When I bought this postcard, I had recently lost my beloved terrier mix Patti to congestive heart failure. (You can see a photo of Patti and me together under the heading “My Pets.”) I recognized that whoever brought this little old dog into a photographer’s studio felt the way I did about Patti. And I can see why: this dog, who is probably looking intently at his owner, has a wise and patient expression. This is a portrait of a true friend.
Judging from the collar with license tag, the table and shaded background and the card itself (which was never sent and does not name the dog), I think that this photo was taken in the 1920s or 1930s. It’s a little hard to tell, but I think the dog is male; if it’s female, it never had puppies because I don’t see extended nipples. And this little fellow was well-fed! Other evidence of how the unidentified owner felt about the dog is in the use of a small padlock on the collar so that it could not be removed from the dog. This is a practice that dates from at least the 18th century, when dog theft was a real problem.

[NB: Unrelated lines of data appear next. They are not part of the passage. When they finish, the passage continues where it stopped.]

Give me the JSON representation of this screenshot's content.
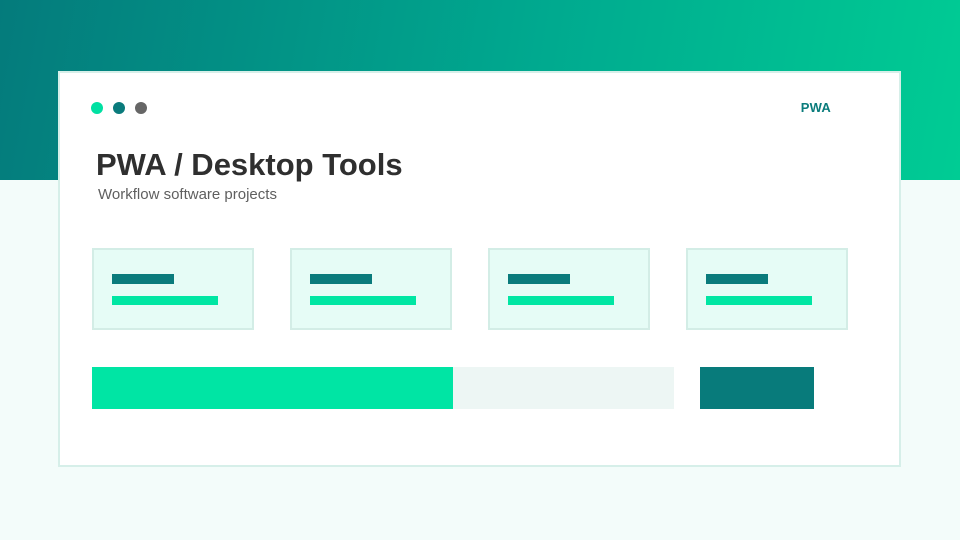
{
  "colors": {
    "hero_start": "#047b7c",
    "hero_end": "#00cc94",
    "page_background": "#f3fcfa",
    "accent_teal": "#0a7b7c",
    "accent_green": "#00e6a3",
    "dots": [
      "#00e0a2",
      "#0a7b7c",
      "#666666"
    ]
  },
  "window": {
    "controls": [
      "window-dot",
      "window-dot",
      "window-dot"
    ],
    "badge": "PWA"
  },
  "header": {
    "title": "PWA / Desktop Tools",
    "subtitle": "Workflow software projects"
  },
  "cards": [
    {
      "kind": "placeholder-card"
    },
    {
      "kind": "placeholder-card"
    },
    {
      "kind": "placeholder-card"
    },
    {
      "kind": "placeholder-card"
    }
  ],
  "progress": {
    "fraction": 0.62
  }
}
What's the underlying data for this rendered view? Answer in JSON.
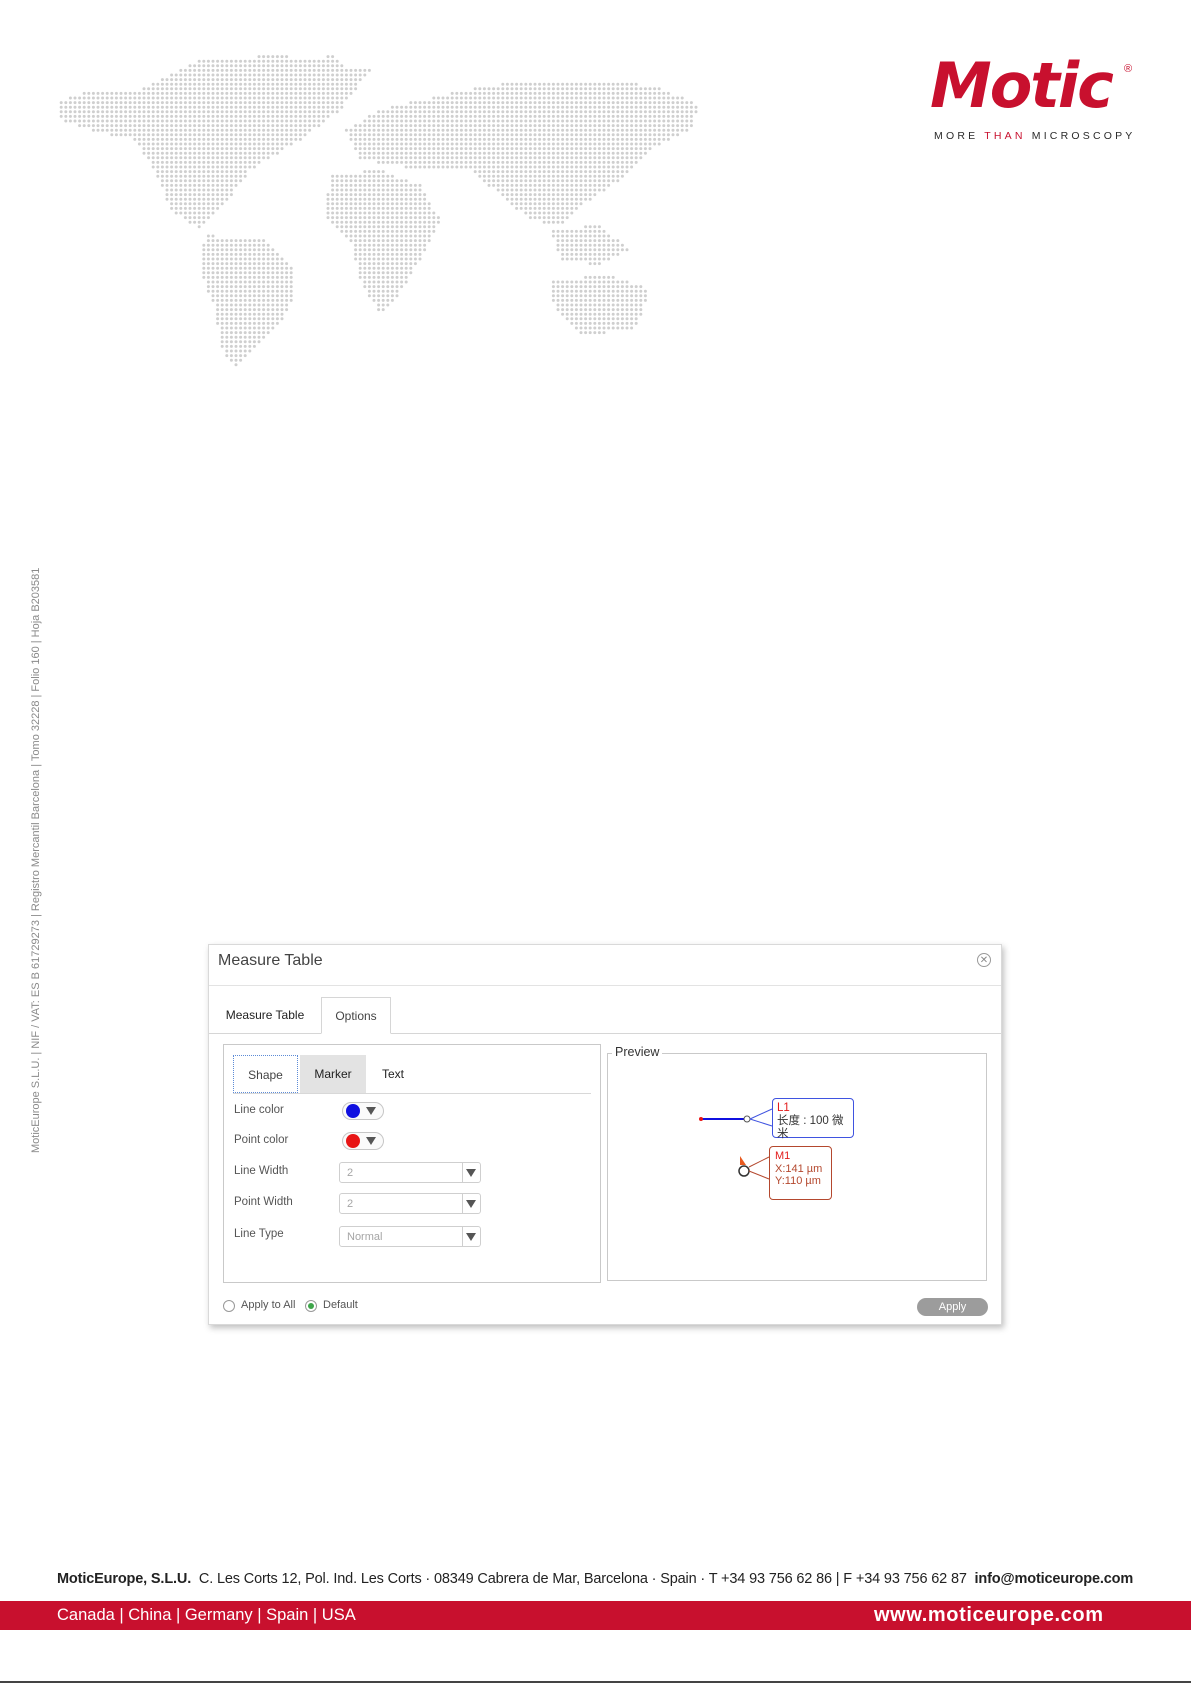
{
  "header": {
    "logo_text": "Motic",
    "logo_registered": "®",
    "tagline_pre": "MORE ",
    "tagline_accent": "THAN",
    "tagline_post": " MICROSCOPY"
  },
  "legal_vertical": "MoticEurope S.L.U. | NIF / VAT: ES B 61729273 | Registro Mercantil Barcelona | Tomo 32228 | Folio 160 | Hoja B203581",
  "dialog": {
    "title": "Measure Table",
    "tabs": [
      "Measure Table",
      "Options"
    ],
    "subtabs": [
      "Shape",
      "Marker",
      "Text"
    ],
    "fields": {
      "line_color_label": "Line color",
      "point_color_label": "Point color",
      "line_width_label": "Line Width",
      "line_width_value": "2",
      "point_width_label": "Point Width",
      "point_width_value": "2",
      "line_type_label": "Line Type",
      "line_type_value": "Normal"
    },
    "colors": {
      "line": "#1010e0",
      "point": "#e81515"
    },
    "preview": {
      "legend": "Preview",
      "l1_name": "L1",
      "l1_text": "长度 : 100 微米",
      "m1_name": "M1",
      "m1_x": "X:141 µm",
      "m1_y": "Y:110 µm"
    },
    "footer": {
      "apply_all_label": "Apply to All",
      "default_label": "Default",
      "apply_button": "Apply"
    }
  },
  "footer": {
    "company": "MoticEurope, S.L.U.",
    "address": "C. Les Corts 12, Pol. Ind. Les Corts · 08349 Cabrera de Mar, Barcelona · Spain · T +34 93 756 62 86 | F +34 93 756 62 87",
    "email": "info@moticeurope.com",
    "countries": "Canada | China | Germany | Spain | USA",
    "website": "www.moticeurope.com"
  },
  "brand_color": "#c8102e"
}
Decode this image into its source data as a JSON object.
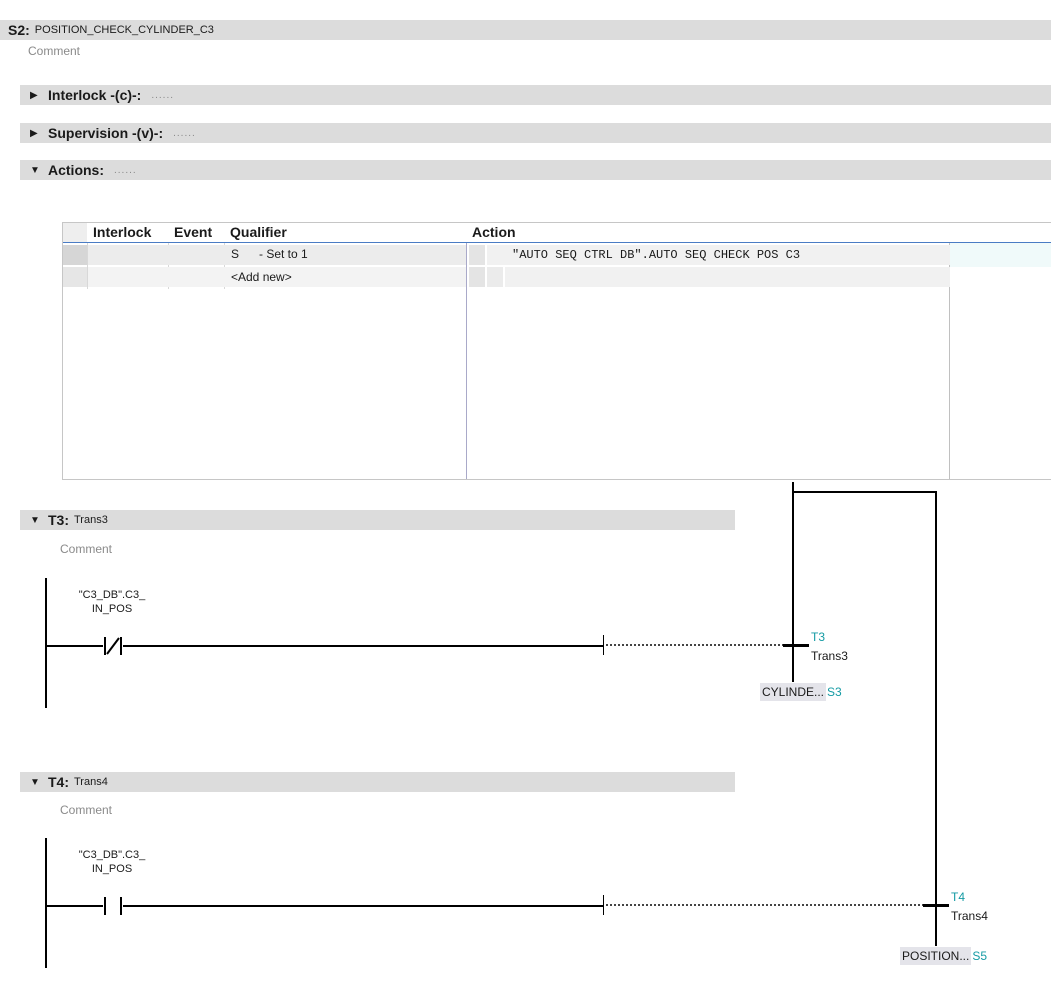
{
  "step": {
    "key": "S2:",
    "name": "POSITION_CHECK_CYLINDER_C3",
    "comment": "Comment"
  },
  "sections": {
    "interlock": {
      "label": "Interlock -(c)-:",
      "dots": "......"
    },
    "supervision": {
      "label": "Supervision -(v)-:",
      "dots": "......"
    },
    "actions": {
      "label": "Actions:",
      "dots": "......"
    }
  },
  "actions_table": {
    "headers": {
      "interlock": "Interlock",
      "event": "Event",
      "qualifier": "Qualifier",
      "action": "Action"
    },
    "rows": [
      {
        "qualifier": "S      - Set to 1",
        "action": "\"AUTO SEQ CTRL DB\".AUTO SEQ CHECK POS C3"
      },
      {
        "qualifier": "<Add new>",
        "action": ""
      }
    ]
  },
  "transitions": [
    {
      "key": "T3:",
      "name": "Trans3",
      "comment": "Comment",
      "var_line1": "\"C3_DB\".C3_",
      "var_line2": "IN_POS",
      "contact": "normally-closed",
      "label": "T3",
      "trans": "Trans3",
      "target": "CYLINDE...",
      "target_step": "S3"
    },
    {
      "key": "T4:",
      "name": "Trans4",
      "comment": "Comment",
      "var_line1": "\"C3_DB\".C3_",
      "var_line2": "IN_POS",
      "contact": "normally-open",
      "label": "T4",
      "trans": "Trans4",
      "target": "POSITION...",
      "target_step": "S5"
    }
  ],
  "colors": {
    "header_bg": "#dcdcdc",
    "accent_teal": "#159ba4",
    "table_header_line": "#4a7cc4"
  }
}
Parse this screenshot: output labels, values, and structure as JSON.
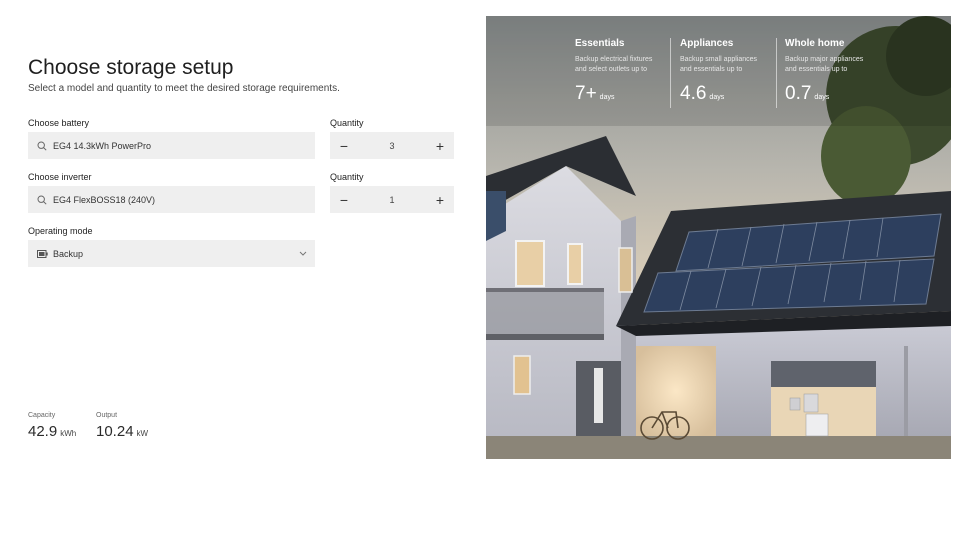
{
  "page": {
    "title": "Choose storage setup",
    "subtitle": "Select a model and quantity to meet the desired storage requirements."
  },
  "battery": {
    "label": "Choose battery",
    "value": "EG4 14.3kWh PowerPro",
    "quantity_label": "Quantity",
    "quantity": "3"
  },
  "inverter": {
    "label": "Choose inverter",
    "value": "EG4 FlexBOSS18 (240V)",
    "quantity_label": "Quantity",
    "quantity": "1"
  },
  "mode": {
    "label": "Operating mode",
    "value": "Backup"
  },
  "stepper": {
    "minus": "−",
    "plus": "+"
  },
  "stats": {
    "capacity_label": "Capacity",
    "capacity_value": "42.9",
    "capacity_unit": "kWh",
    "output_label": "Output",
    "output_value": "10.24",
    "output_unit": "kW"
  },
  "overlay": [
    {
      "heading": "Essentials",
      "line1": "Backup electrical fixtures",
      "line2": "and select outlets up to",
      "value": "7+",
      "unit": "days"
    },
    {
      "heading": "Appliances",
      "line1": "Backup small appliances",
      "line2": "and essentials up to",
      "value": "4.6",
      "unit": "days"
    },
    {
      "heading": "Whole home",
      "line1": "Backup major appliances",
      "line2": "and essentials up to",
      "value": "0.7",
      "unit": "days"
    }
  ],
  "icons": {
    "search": "search-icon",
    "battery": "battery-icon",
    "chevron": "chevron-down-icon"
  }
}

Professional photographers often produced photo postcards for their clients through the 1930s. Except for using the table as a platform to get the little dog off the ground and closer to the camera lens, the approach of this photograph mirrors formal portraits of people in the use of a “three-quarter” view.